INPUT FOR THIS TASK START
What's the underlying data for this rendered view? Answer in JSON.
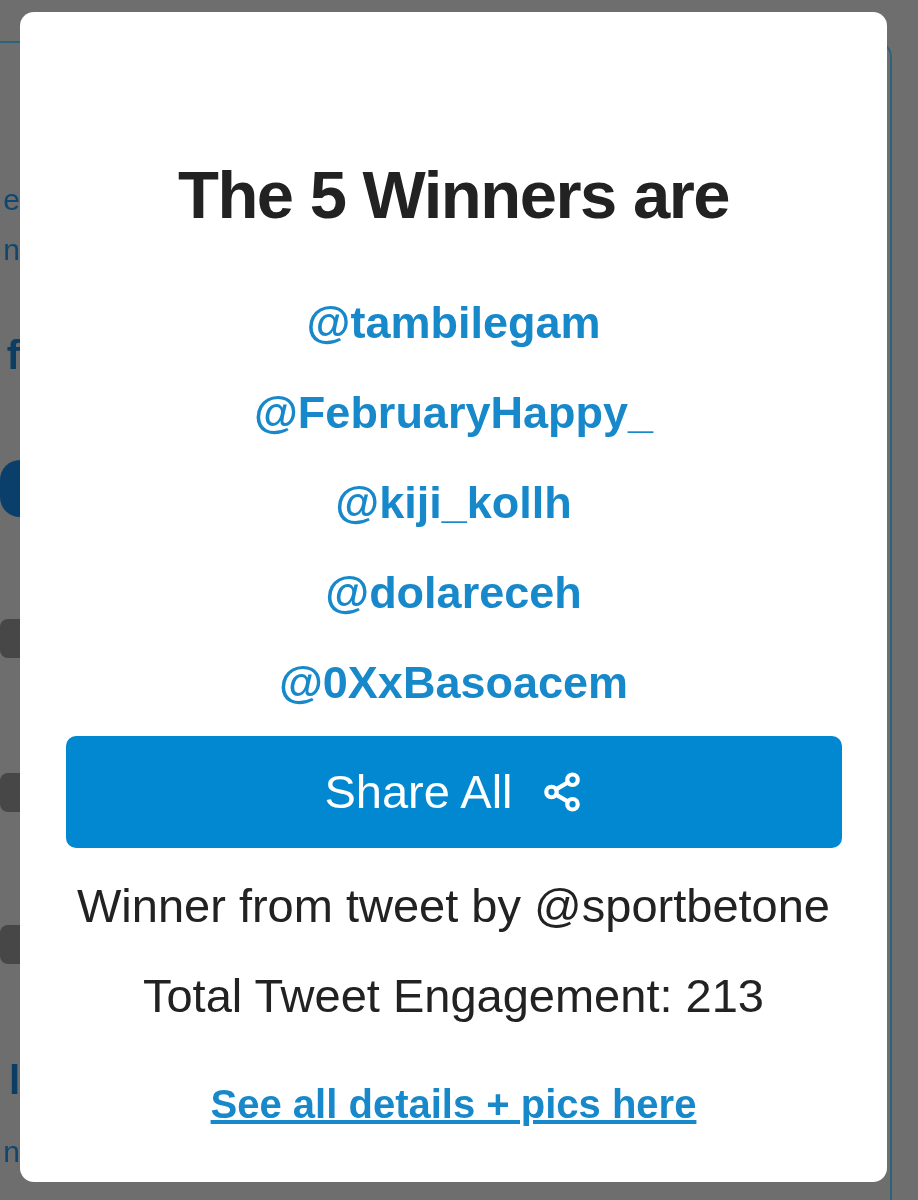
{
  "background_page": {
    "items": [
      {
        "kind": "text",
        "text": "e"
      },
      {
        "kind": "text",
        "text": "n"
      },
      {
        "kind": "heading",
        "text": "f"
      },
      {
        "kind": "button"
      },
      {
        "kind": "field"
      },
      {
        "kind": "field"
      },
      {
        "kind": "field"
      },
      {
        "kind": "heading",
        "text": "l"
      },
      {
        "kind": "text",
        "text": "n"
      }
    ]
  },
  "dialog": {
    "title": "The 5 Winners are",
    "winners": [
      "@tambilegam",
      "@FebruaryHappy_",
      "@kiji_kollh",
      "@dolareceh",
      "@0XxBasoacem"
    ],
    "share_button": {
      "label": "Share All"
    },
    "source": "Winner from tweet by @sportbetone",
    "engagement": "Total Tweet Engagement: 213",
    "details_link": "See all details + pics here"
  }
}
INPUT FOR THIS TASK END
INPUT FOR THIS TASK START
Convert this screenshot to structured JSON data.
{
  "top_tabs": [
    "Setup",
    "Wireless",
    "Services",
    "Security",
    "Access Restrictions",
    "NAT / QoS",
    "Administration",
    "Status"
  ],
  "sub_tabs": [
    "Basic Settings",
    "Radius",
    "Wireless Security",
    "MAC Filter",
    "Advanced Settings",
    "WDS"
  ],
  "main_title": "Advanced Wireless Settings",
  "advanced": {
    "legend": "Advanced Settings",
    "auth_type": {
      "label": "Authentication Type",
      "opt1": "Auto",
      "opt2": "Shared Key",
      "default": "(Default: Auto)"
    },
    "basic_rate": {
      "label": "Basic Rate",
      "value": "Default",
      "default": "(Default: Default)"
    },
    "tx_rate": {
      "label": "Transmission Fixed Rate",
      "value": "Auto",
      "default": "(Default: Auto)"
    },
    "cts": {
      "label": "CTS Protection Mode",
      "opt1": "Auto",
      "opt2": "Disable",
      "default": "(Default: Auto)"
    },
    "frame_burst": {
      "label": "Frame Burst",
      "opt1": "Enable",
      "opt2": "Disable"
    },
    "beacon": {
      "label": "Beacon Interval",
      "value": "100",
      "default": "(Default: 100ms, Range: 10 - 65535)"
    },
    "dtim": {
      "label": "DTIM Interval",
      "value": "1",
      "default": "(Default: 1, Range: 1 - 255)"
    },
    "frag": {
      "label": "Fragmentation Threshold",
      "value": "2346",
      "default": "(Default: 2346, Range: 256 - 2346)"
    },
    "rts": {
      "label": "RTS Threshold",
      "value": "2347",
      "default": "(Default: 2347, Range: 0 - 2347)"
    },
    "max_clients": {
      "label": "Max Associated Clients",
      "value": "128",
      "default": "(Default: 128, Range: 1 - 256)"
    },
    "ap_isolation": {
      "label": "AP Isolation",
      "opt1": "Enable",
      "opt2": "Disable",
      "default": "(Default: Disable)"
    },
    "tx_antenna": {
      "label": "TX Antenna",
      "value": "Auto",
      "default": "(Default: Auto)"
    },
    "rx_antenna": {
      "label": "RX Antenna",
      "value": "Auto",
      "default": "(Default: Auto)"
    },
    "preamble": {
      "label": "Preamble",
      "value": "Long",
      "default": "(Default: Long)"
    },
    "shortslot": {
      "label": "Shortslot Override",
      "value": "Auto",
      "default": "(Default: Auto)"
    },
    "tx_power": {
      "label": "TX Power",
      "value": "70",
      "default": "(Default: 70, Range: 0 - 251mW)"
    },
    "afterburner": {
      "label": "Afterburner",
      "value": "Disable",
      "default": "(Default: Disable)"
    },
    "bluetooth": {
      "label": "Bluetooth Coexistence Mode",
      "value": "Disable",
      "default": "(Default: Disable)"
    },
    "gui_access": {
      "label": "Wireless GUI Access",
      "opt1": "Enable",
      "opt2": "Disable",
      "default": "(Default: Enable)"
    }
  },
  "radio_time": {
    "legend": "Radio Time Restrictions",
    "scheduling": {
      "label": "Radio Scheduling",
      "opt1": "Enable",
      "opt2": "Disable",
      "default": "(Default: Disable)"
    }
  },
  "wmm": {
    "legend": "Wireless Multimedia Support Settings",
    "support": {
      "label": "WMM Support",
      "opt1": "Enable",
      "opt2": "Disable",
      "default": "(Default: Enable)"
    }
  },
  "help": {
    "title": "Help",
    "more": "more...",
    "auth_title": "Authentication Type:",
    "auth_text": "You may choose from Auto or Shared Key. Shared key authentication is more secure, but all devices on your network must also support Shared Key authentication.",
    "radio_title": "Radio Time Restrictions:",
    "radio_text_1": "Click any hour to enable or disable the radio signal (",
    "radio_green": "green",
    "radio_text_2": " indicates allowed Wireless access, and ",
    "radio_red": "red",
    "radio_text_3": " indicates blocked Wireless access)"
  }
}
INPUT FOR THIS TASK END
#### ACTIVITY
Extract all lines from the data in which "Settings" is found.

#### TASK OUTPUT
    "Basic Settings",
    "Advanced Settings",
  "main_title": "Advanced Wireless Settings",
    "legend": "Advanced Settings",
    "legend": "Wireless Multimedia Support Settings",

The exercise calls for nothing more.